Unlike bluegill, rock bass sunfish have a long and long face with red eyes. Another visible feature of the rock bus is the set of six spiky bones located on the anal fin.
Pumpkin sunfish, on the other hand, has a yellow or orange stomach and its body is rounded. It’s the most vibrant of a sunfish, coming with colorful sides. The gill flap is black in color and comes with a small red scar.
Redbrist and warm mouth sunfish
Redbrist Sunfish come with a black extension that extends along the flap of the gill. Also, the abdomen is mostly orange, with greenbacks and markings around the turquoise head.
In contrast, warm face sunfish will range from dark brown to dark green. The fishes have a huge mouth, with a mottled complexion and a yellow belly.
Lumber and green sunfish
The lumbar sunfish comes with a distinctive gill slit extension that looks more like an extended ear than gill covers. Mature longer sunfish will have a white extension. They have body colors that range from orange to bright red. Also, the head and wings mark the turquoise which makes it somewhat lively.
On the other hand, behind the green sunfish, there is a slightly blueish green shade. On the stomach, the color changes to white or yellow.
Bluegill is only found in North America, while the sunfish are found in public in various tropical waters, including the sea. You can even fish it in the river, but sunfish are found mostly in the sea.

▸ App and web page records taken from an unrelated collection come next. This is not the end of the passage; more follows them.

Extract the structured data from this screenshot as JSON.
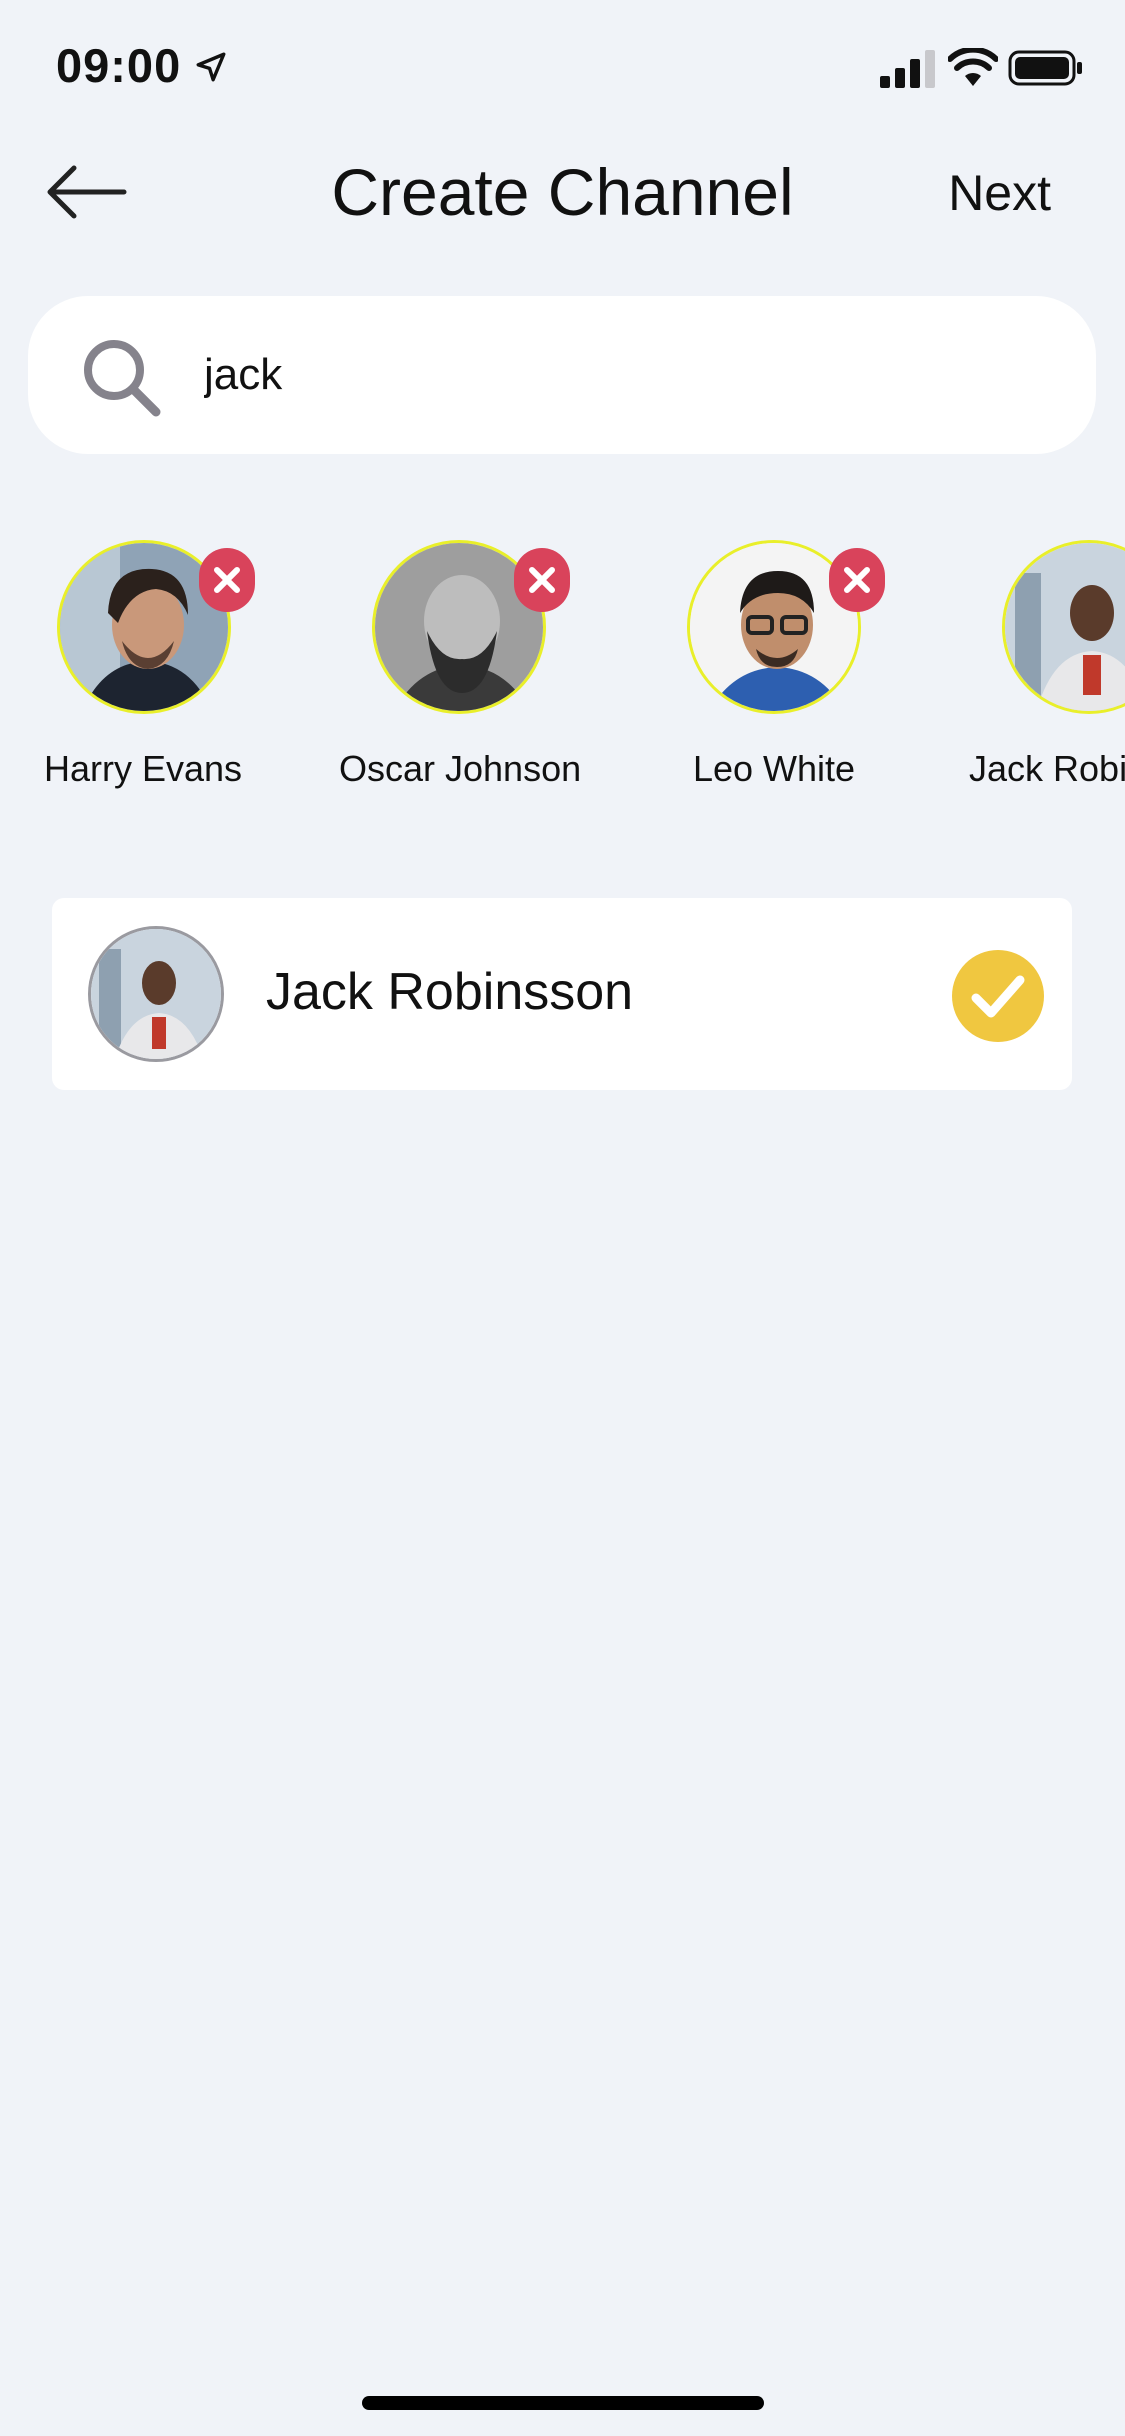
{
  "status_bar": {
    "time": "09:00"
  },
  "header": {
    "title": "Create Channel",
    "next_label": "Next"
  },
  "search": {
    "value": "jack"
  },
  "selected": [
    {
      "name": "Harry Evans"
    },
    {
      "name": "Oscar Johnson"
    },
    {
      "name": "Leo White"
    },
    {
      "name": "Jack Robinsson"
    }
  ],
  "results": [
    {
      "name": "Jack Robinsson",
      "checked": true
    }
  ],
  "colors": {
    "background": "#f0f3f8",
    "remove_badge": "#d9435b",
    "check_badge": "#f0c740",
    "avatar_ring": "#e9ef2a"
  }
}
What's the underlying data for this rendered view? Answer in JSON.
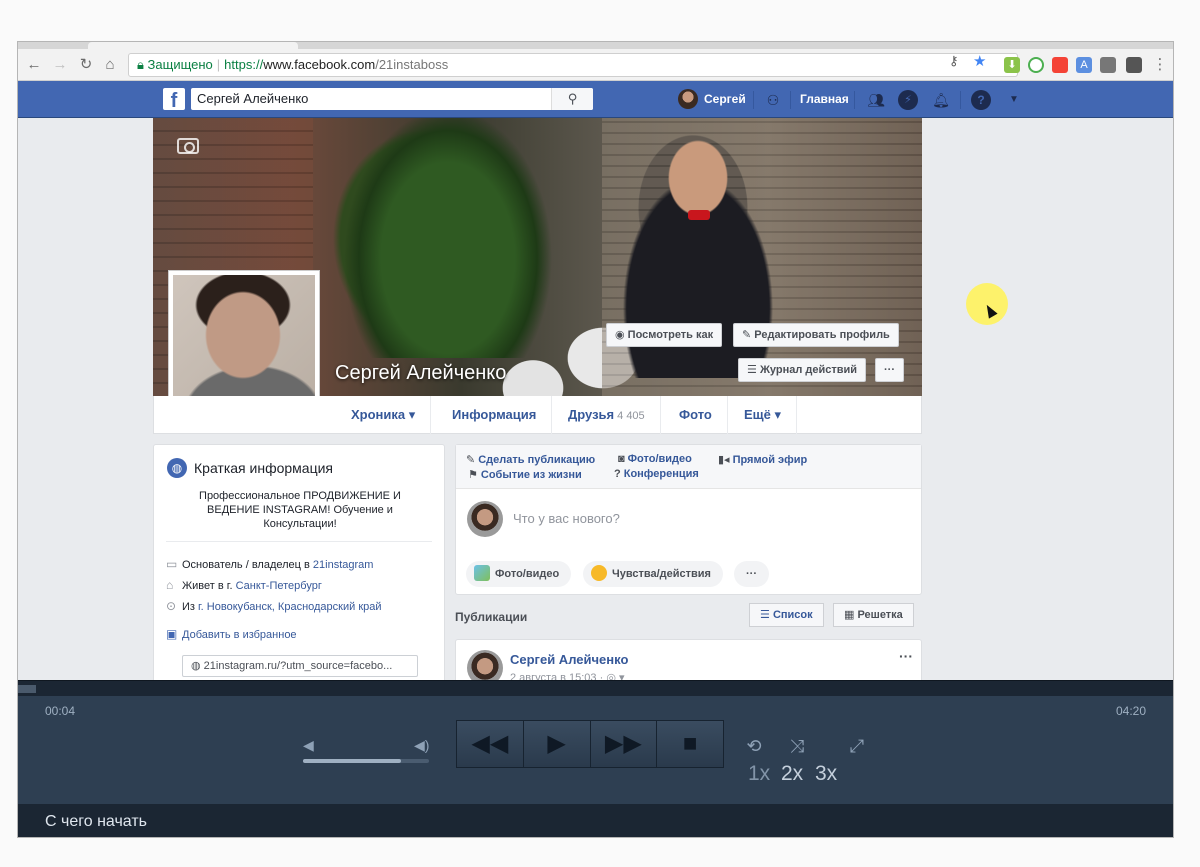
{
  "browser": {
    "secure_label": "Защищено",
    "url_scheme": "https://",
    "url_host": "www.facebook.com",
    "url_path": "/21instaboss"
  },
  "fb_header": {
    "search_value": "Сергей Алейченко",
    "user_name": "Сергей",
    "home_label": "Главная",
    "brand_color": "#4267b2"
  },
  "profile": {
    "name": "Сергей Алейченко",
    "view_as_label": "Посмотреть как",
    "edit_profile_label": "Редактировать профиль",
    "activity_log_label": "Журнал действий",
    "more_label": "···"
  },
  "tabs": [
    {
      "label": "Хроника ▾"
    },
    {
      "label": "Информация"
    },
    {
      "label": "Друзья",
      "count": "4 405"
    },
    {
      "label": "Фото"
    },
    {
      "label": "Ещё ▾"
    }
  ],
  "intro": {
    "title": "Краткая информация",
    "bio": "Профессиональное ПРОДВИЖЕНИЕ И ВЕДЕНИЕ INSTAGRAM! Обучение и Консультации!",
    "work_prefix": "Основатель / владелец в ",
    "work_link": "21instagram",
    "lives_prefix": "Живет в г. ",
    "lives_link": "Санкт-Петербург",
    "from_prefix": "Из ",
    "from_link": "г. Новокубанск, Краснодарский край",
    "add_featured": "Добавить в избранное",
    "website": "21instagram.ru/?utm_source=facebo..."
  },
  "composer": {
    "make_post": "Сделать публикацию",
    "photo_video": "Фото/видео",
    "live": "Прямой эфир",
    "life_event": "Событие из жизни",
    "conference": "Конференция",
    "placeholder": "Что у вас нового?",
    "pill_photo": "Фото/видео",
    "pill_feeling": "Чувства/действия",
    "pill_more": "···"
  },
  "publications": {
    "label": "Публикации",
    "list_label": "Список",
    "grid_label": "Решетка"
  },
  "post": {
    "author": "Сергей Алейченко",
    "date": "2 августа в 15:03 · ◎ ▾",
    "more": "···"
  },
  "player": {
    "time_current": "00:04",
    "time_total": "04:20",
    "volume_fraction": 0.78,
    "speed_1": "1x",
    "speed_2": "2x",
    "speed_3": "3x",
    "caption": "С чего начать"
  }
}
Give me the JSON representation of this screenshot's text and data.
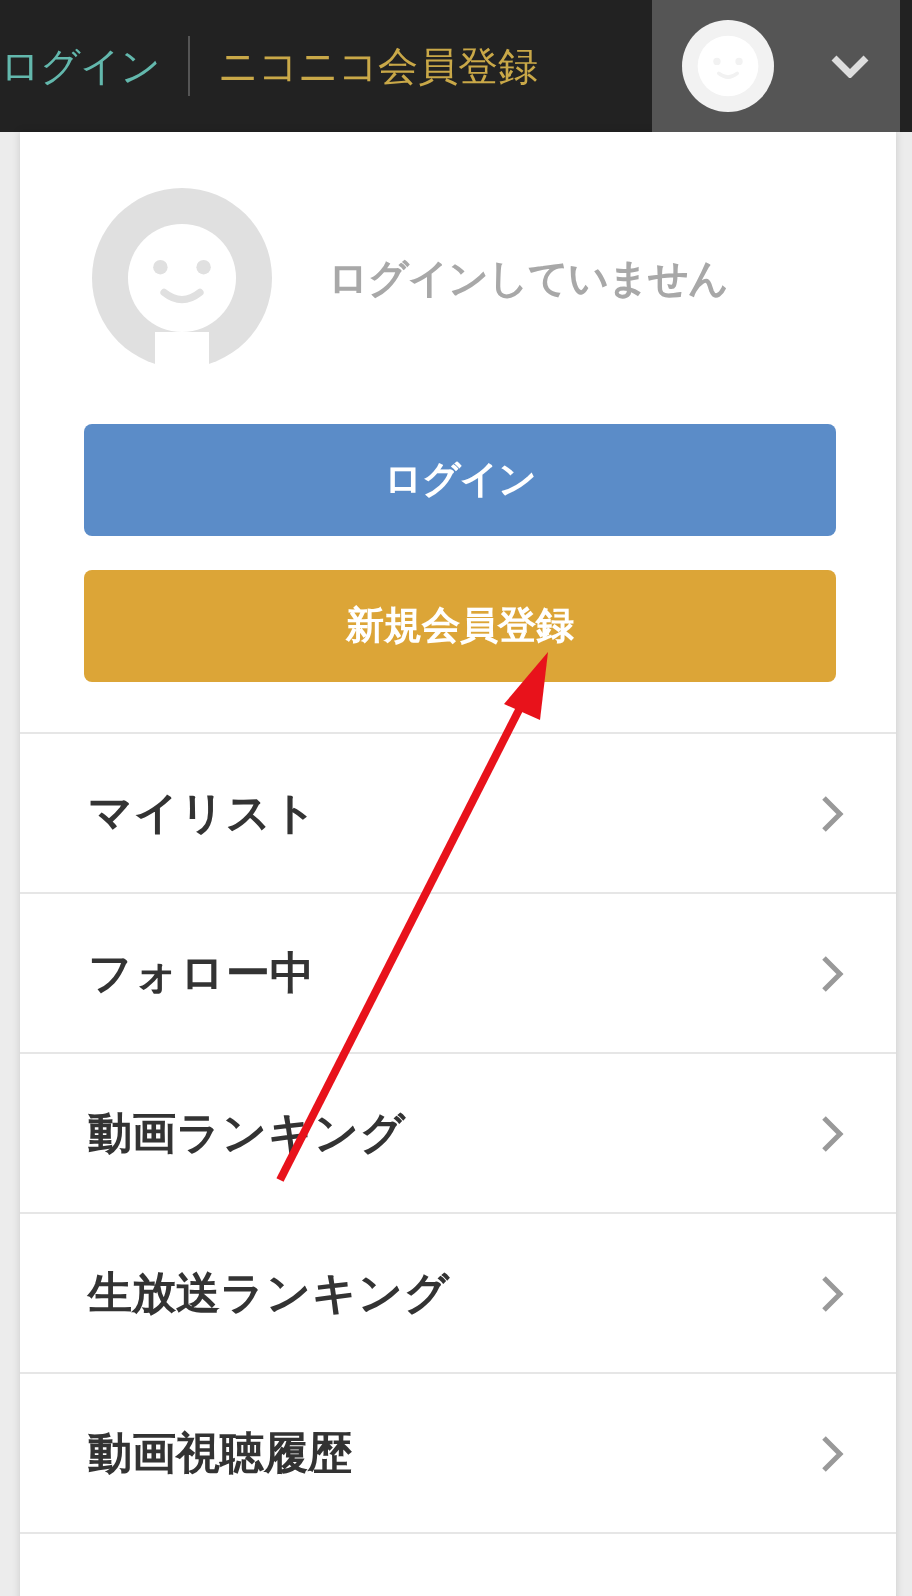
{
  "header": {
    "links": [
      {
        "label": "ログイン",
        "kind": "login"
      },
      {
        "label": "ニコニコ会員登録",
        "kind": "register"
      }
    ]
  },
  "account_menu": {
    "status": "ログインしていません",
    "buttons": [
      {
        "label": "ログイン",
        "kind": "login"
      },
      {
        "label": "新規会員登録",
        "kind": "register"
      }
    ],
    "items": [
      {
        "label": "マイリスト"
      },
      {
        "label": "フォロー中"
      },
      {
        "label": "動画ランキング"
      },
      {
        "label": "生放送ランキング"
      },
      {
        "label": "動画視聴履歴"
      }
    ]
  }
}
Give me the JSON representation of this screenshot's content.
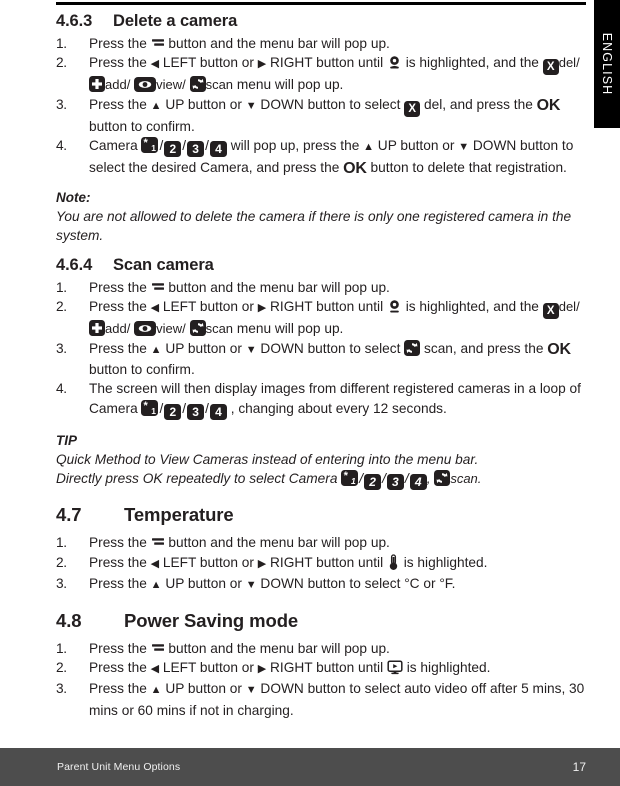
{
  "language_tab": {
    "label": "ENGLISH"
  },
  "footer": {
    "left_label": "Parent Unit Menu Options",
    "page_number": "17"
  },
  "icons": {
    "menu": "menu-bar-icon",
    "left_arrow": "◀",
    "right_arrow": "▶",
    "up_arrow": "▲",
    "down_arrow": "▼",
    "camera": "camera-icon",
    "thermometer": "thermometer-icon",
    "monitor": "power-saving-monitor-icon",
    "del": "x-delete-icon",
    "add": "plus-add-icon",
    "view": "eye-view-icon",
    "scan": "refresh-scan-icon"
  },
  "menu_labels": {
    "del": "del/",
    "add": "add/",
    "view": "view/",
    "scan": "scan",
    "scan_plain": "scan",
    "scan_period": "scan.",
    "ok": "OK"
  },
  "camera_badges": {
    "one_star": "*",
    "one": "1",
    "two": "2",
    "three": "3",
    "four": "4",
    "separator": "/"
  },
  "sections": [
    {
      "number": "4.6.3",
      "title": "Delete a camera",
      "steps": [
        {
          "marker": "1.",
          "parts": [
            "Press the ",
            "[menu]",
            " button and the menu bar will pop up."
          ]
        },
        {
          "marker": "2.",
          "text_a": "Press the ",
          "text_b": " LEFT button or ",
          "text_c": " RIGHT button until ",
          "text_d": " is highlighted, and the ",
          "text_e": " menu will pop up."
        },
        {
          "marker": "3.",
          "text_a": "Press the ",
          "text_b": " UP button or ",
          "text_c": " DOWN button to select ",
          "text_d": " del, and press the ",
          "text_e": " button to confirm."
        },
        {
          "marker": "4.",
          "text_a": "Camera ",
          "text_b": " will pop up, press the ",
          "text_c": " UP button or ",
          "text_d": " DOWN button to select the desired Camera, and press the ",
          "text_e": " button to delete that registration."
        }
      ],
      "note": {
        "title": "Note:",
        "text": "You are not allowed to delete the camera if there is only one registered camera in the system."
      }
    },
    {
      "number": "4.6.4",
      "title": "Scan camera",
      "steps": [
        {
          "marker": "1.",
          "text_a": "Press the ",
          "text_b": " button and the menu bar will pop up."
        },
        {
          "marker": "2.",
          "text_a": "Press the ",
          "text_b": " LEFT button or ",
          "text_c": " RIGHT button until ",
          "text_d": " is highlighted, and the ",
          "text_e": " menu will pop up."
        },
        {
          "marker": "3.",
          "text_a": "Press the ",
          "text_b": " UP button or ",
          "text_c": " DOWN button to select ",
          "text_d": " scan, and press the ",
          "text_e": " button to confirm."
        },
        {
          "marker": "4.",
          "text_a": "The screen will then display images from different registered cameras in a loop of Camera ",
          "text_b": " , changing about every 12 seconds."
        }
      ],
      "tip": {
        "title": "TIP",
        "line1": "Quick Method to View Cameras instead of entering into the menu bar.",
        "line2_a": "Directly press OK repeatedly to select Camera ",
        "line2_b": ",  "
      }
    },
    {
      "number": "4.7",
      "title": "Temperature",
      "steps": [
        {
          "marker": "1.",
          "text_a": "Press the ",
          "text_b": " button and the menu bar will pop up."
        },
        {
          "marker": "2.",
          "text_a": "Press the ",
          "text_b": " LEFT button or ",
          "text_c": " RIGHT button until ",
          "text_d": " is highlighted."
        },
        {
          "marker": "3.",
          "text_a": "Press the ",
          "text_b": " UP button or ",
          "text_c": " DOWN button to select °C or °F."
        }
      ]
    },
    {
      "number": "4.8",
      "title": "Power Saving mode",
      "steps": [
        {
          "marker": "1.",
          "text_a": "Press the ",
          "text_b": " button and the menu bar will pop up."
        },
        {
          "marker": "2.",
          "text_a": "Press the ",
          "text_b": " LEFT button or ",
          "text_c": " RIGHT button until ",
          "text_d": " is highlighted."
        },
        {
          "marker": "3.",
          "text_a": "Press the ",
          "text_b": " UP button or ",
          "text_c": " DOWN button to select auto video off after 5 mins, 30 mins or 60 mins if not in charging."
        }
      ]
    }
  ]
}
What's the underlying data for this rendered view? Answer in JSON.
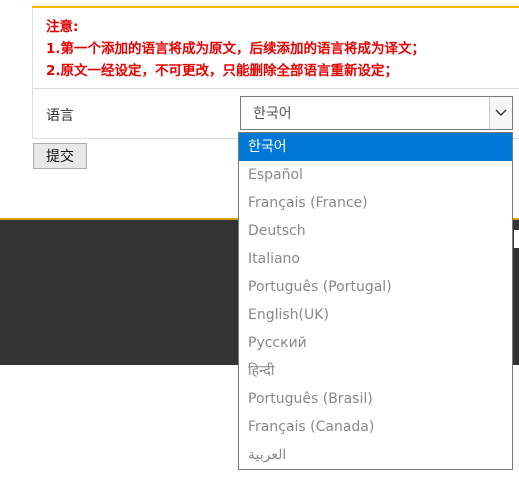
{
  "notice": {
    "title": "注意:",
    "line1": "1.第一个添加的语言将成为原文，后续添加的语言将成为译文；",
    "line2": "2.原文一经设定，不可更改，只能删除全部语言重新设定；"
  },
  "form": {
    "language_label": "语言",
    "selected_value": "한국어",
    "submit_label": "提交"
  },
  "dropdown": {
    "options": [
      "한국어",
      "Español",
      "Français (France)",
      "Deutsch",
      "Italiano",
      "Português (Portugal)",
      "English(UK)",
      "Русский",
      "हिन्दी",
      "Português (Brasil)",
      "Français (Canada)",
      "العربية"
    ]
  },
  "colors": {
    "accent": "#f0b400",
    "notice_text": "#e60000",
    "selected_bg": "#0078d7",
    "dark_band": "#333333"
  },
  "icons": {
    "select_arrow": "chevron-down-icon"
  }
}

Keep in mind that Bluegill will span from April to September. Although bluegill has a tendency to be riskier than sunfish, they can last for a maximum of six years. Hope this article on bluegill vs sunfish was found useful to you.